#1 - I don't think you really understood my post, and the answer that I had handed to the forum.   Verizon needs to put on it's thinking cap and get after the problem.   I maintain that they could co... Ver más...
#1 - I don't think you really understood my post, and the answer that I had handed to the forum.   Verizon needs to put on it's thinking cap and get after the problem.   I maintain that they could correct most of these robo calls within their own network without customers having to do a thing.  Doesn't that sound wonderful?    A TRUE solution to the problem?   How come you just sent me a Stock/Canned response rather than running this idea up the flagpole to the telephony engineers within verizon as a possiblity to be examined further?  Handing customers lame-duck ineffectual long-trip-around-the-barn workarounds is the absolute death of organizations.  It's been years, and there's been ZERO progress on Verizon's side and it's a drop-dead-simple solution if they would only Open up their eyes, ears, minds.    Remember the most effective way to stop the robocalls is to just cancel your Verizon accounts and that is an ever-present option, especially if another carrier beats you to the punch on this.    
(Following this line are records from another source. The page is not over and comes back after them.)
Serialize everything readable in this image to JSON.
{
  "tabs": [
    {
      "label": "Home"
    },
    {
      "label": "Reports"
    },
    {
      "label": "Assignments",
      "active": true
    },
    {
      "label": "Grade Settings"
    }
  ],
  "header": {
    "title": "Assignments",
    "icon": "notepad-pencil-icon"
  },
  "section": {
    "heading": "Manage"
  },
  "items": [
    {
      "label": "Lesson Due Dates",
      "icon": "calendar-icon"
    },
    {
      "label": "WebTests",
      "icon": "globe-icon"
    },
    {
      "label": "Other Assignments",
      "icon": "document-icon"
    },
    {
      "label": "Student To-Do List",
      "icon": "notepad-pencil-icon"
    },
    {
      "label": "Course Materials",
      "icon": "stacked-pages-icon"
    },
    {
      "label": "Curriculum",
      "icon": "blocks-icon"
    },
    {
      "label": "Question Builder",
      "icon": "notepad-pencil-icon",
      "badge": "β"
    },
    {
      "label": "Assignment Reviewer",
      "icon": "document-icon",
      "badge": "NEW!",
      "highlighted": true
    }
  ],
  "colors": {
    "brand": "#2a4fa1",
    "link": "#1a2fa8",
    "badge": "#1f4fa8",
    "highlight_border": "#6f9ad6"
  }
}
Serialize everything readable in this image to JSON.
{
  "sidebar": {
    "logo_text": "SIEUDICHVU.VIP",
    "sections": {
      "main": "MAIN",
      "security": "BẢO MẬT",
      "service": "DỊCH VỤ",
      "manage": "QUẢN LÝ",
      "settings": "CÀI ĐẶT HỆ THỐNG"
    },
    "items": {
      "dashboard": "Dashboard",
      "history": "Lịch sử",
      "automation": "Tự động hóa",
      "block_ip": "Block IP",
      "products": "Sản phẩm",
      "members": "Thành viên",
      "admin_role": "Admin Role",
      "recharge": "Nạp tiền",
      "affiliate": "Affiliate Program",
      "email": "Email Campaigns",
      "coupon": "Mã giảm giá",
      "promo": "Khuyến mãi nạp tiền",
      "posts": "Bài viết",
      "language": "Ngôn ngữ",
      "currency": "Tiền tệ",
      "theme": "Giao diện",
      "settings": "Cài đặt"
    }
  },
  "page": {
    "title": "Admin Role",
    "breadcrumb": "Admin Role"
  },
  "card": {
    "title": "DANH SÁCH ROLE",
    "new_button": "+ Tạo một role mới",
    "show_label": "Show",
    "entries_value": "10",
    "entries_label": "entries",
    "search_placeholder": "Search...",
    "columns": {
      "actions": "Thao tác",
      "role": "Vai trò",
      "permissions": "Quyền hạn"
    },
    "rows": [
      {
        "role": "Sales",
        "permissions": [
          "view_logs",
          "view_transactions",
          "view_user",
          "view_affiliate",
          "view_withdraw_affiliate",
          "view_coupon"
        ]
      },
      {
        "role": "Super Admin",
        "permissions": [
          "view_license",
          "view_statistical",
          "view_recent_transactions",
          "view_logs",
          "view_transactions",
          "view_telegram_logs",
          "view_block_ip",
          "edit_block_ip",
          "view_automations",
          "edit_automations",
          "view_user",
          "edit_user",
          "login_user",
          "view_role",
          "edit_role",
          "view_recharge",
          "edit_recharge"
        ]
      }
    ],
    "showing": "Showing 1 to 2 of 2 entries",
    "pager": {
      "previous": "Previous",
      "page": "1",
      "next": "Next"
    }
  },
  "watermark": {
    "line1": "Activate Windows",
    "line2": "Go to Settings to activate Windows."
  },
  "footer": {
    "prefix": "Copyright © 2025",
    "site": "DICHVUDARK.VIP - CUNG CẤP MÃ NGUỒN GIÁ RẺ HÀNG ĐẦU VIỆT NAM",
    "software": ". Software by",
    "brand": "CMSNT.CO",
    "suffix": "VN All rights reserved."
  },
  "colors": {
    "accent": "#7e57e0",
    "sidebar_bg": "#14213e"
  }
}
     Why can't carriers stop unwanted calls?      If a call is comming from a number on network A, why isn't there some sort of check before your phone is rung on network A or network B to make cert... Ver más...
     Why can't carriers stop unwanted calls?      If a call is comming from a number on network A, why isn't there some sort of check before your phone is rung on network A or network B to make certain that that number on network A did indeed dial your phone number.    If it's a spoofed number, don't ring the phone, but present the caller with a recording telling them that phone abuse is not permitted.   Allow customers to select whether or not to recieve phone calls from networks which do not support caller verification.    Caller ID is worthless.  Then you will see widespread adoption of this.     Need some sort of blockchain to stop unwanted calls.   If they do get through, then there is accountability.     I mean how many carriers in the US would have to be on-board with this, maybe 5-10 max?   Doesn't seem to be too big of a technological problem.   Once there is accountability, then all you would have to do is press a button on your phone, this was an "Unwanted Call" and as soon as someone gets 10 or 20 hits, they are yanked off the network.